(EXERCISE REQUIREMENTS) Which lines in the entries below contain the string "hadoop"? Show each of them in full.

(EXCERPTED DATA)
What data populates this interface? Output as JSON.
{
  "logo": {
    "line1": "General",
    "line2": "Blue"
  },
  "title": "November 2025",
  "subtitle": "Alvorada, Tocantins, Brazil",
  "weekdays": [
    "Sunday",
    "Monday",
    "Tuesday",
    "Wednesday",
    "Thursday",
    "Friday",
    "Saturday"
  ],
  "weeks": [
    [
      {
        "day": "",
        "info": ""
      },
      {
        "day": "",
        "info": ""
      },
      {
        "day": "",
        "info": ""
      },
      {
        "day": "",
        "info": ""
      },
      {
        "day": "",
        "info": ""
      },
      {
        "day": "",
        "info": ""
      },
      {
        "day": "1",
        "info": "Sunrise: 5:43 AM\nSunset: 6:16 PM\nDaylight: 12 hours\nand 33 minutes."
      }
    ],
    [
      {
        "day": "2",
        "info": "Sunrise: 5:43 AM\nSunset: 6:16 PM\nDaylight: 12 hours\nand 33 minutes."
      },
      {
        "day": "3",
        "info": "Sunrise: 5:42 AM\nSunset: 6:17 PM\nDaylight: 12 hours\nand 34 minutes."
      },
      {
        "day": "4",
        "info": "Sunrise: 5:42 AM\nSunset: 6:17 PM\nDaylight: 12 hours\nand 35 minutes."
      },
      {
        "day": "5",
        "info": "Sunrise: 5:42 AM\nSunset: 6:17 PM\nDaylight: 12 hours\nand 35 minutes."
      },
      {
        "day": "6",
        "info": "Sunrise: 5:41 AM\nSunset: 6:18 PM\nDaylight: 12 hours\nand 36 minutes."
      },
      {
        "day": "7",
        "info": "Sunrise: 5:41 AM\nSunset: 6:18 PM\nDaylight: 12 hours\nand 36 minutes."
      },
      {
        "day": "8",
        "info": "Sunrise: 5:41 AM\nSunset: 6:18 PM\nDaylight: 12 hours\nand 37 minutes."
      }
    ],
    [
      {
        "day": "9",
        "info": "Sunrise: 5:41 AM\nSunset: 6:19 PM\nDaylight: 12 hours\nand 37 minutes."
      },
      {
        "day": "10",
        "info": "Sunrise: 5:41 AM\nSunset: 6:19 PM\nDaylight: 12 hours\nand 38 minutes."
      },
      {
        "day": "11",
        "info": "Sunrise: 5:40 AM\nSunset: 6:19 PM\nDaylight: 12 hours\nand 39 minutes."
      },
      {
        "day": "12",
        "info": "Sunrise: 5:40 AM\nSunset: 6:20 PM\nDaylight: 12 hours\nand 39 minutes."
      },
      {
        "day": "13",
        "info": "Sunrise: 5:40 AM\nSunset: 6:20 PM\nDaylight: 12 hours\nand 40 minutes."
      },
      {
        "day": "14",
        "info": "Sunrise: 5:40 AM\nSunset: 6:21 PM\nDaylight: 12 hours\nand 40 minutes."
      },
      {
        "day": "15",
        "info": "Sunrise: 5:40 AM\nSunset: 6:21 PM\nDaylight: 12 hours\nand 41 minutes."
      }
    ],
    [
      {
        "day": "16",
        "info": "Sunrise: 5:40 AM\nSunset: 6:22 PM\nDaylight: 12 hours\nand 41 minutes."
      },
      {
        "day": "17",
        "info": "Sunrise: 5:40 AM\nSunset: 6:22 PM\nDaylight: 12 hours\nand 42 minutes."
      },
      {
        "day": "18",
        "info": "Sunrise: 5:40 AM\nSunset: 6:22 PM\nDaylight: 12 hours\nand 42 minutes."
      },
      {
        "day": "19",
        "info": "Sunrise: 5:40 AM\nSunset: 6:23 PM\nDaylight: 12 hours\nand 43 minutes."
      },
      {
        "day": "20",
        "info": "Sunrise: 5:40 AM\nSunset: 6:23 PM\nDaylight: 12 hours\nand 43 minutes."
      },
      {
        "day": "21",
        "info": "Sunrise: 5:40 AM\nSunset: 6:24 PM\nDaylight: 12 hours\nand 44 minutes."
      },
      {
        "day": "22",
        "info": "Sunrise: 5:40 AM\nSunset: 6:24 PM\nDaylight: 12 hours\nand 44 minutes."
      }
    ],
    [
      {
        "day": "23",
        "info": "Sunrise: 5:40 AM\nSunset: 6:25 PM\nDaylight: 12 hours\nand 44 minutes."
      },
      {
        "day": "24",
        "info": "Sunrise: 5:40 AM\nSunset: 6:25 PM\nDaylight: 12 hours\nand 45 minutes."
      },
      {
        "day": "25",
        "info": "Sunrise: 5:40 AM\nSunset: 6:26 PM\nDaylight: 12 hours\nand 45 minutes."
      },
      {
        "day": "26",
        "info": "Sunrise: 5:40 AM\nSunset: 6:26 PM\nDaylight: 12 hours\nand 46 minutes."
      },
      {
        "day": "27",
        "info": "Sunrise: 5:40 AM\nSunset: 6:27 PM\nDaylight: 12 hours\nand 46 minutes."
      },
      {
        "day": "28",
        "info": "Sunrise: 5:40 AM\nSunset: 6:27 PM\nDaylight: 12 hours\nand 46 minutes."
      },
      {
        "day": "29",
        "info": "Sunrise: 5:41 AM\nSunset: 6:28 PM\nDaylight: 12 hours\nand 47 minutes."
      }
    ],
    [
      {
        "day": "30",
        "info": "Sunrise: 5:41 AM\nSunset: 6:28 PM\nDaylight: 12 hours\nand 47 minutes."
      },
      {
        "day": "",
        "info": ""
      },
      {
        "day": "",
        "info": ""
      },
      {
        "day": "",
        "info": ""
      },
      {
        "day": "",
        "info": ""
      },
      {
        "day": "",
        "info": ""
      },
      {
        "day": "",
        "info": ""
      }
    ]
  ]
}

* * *

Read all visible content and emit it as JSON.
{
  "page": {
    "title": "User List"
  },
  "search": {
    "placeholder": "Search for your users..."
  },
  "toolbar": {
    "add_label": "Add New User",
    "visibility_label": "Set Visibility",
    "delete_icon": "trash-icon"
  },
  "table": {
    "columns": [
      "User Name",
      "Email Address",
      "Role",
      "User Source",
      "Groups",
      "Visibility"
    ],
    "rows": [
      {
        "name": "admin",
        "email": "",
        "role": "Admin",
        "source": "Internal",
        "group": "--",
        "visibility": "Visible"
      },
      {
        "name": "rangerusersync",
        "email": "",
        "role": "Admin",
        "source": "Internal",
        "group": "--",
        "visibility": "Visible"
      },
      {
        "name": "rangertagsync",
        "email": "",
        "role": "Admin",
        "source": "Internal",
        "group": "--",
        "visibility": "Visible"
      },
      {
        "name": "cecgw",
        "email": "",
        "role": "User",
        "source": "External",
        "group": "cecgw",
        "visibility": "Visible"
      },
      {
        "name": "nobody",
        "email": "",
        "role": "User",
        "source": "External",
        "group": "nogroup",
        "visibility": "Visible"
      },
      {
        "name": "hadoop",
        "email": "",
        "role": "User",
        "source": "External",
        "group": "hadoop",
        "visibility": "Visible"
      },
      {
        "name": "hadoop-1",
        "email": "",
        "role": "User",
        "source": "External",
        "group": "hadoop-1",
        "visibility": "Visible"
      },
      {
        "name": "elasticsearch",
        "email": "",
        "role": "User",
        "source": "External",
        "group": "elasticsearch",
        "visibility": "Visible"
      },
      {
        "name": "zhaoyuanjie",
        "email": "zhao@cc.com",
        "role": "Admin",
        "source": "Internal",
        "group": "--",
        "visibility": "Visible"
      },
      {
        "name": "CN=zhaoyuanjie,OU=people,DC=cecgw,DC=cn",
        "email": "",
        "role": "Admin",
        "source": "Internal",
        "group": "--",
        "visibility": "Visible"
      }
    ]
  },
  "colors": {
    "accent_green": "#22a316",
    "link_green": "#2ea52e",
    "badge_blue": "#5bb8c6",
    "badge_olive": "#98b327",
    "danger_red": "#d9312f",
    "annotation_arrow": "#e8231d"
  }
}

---

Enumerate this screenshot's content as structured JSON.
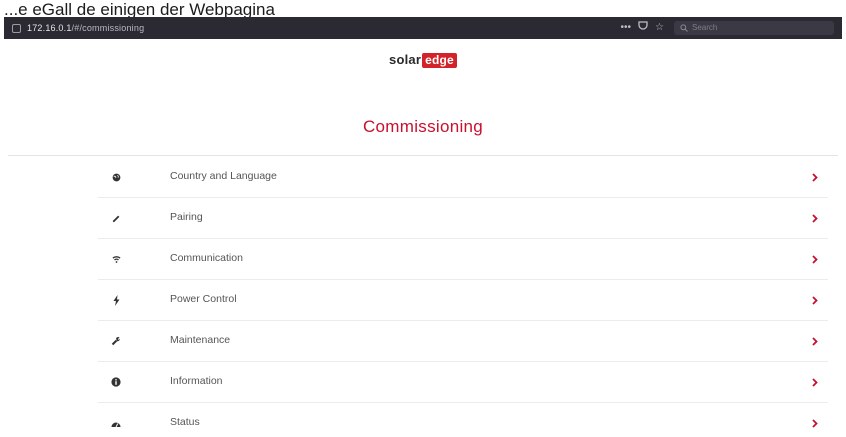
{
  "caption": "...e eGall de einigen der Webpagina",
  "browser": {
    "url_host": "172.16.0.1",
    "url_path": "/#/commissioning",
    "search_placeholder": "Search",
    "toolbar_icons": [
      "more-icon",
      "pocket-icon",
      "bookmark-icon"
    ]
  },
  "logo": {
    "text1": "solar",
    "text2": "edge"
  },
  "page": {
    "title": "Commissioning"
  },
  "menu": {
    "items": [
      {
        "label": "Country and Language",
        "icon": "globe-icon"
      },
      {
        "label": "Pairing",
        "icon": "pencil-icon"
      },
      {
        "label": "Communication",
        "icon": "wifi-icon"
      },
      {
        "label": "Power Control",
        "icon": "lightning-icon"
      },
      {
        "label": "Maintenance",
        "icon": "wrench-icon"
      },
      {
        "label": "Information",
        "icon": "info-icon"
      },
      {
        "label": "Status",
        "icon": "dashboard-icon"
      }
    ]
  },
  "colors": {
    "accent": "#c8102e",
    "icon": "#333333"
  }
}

(ANSWER FOR THE TASK)
        "name": "hadoop",
        "group": "hadoop",
        "name": "hadoop-1",
        "group": "hadoop-1",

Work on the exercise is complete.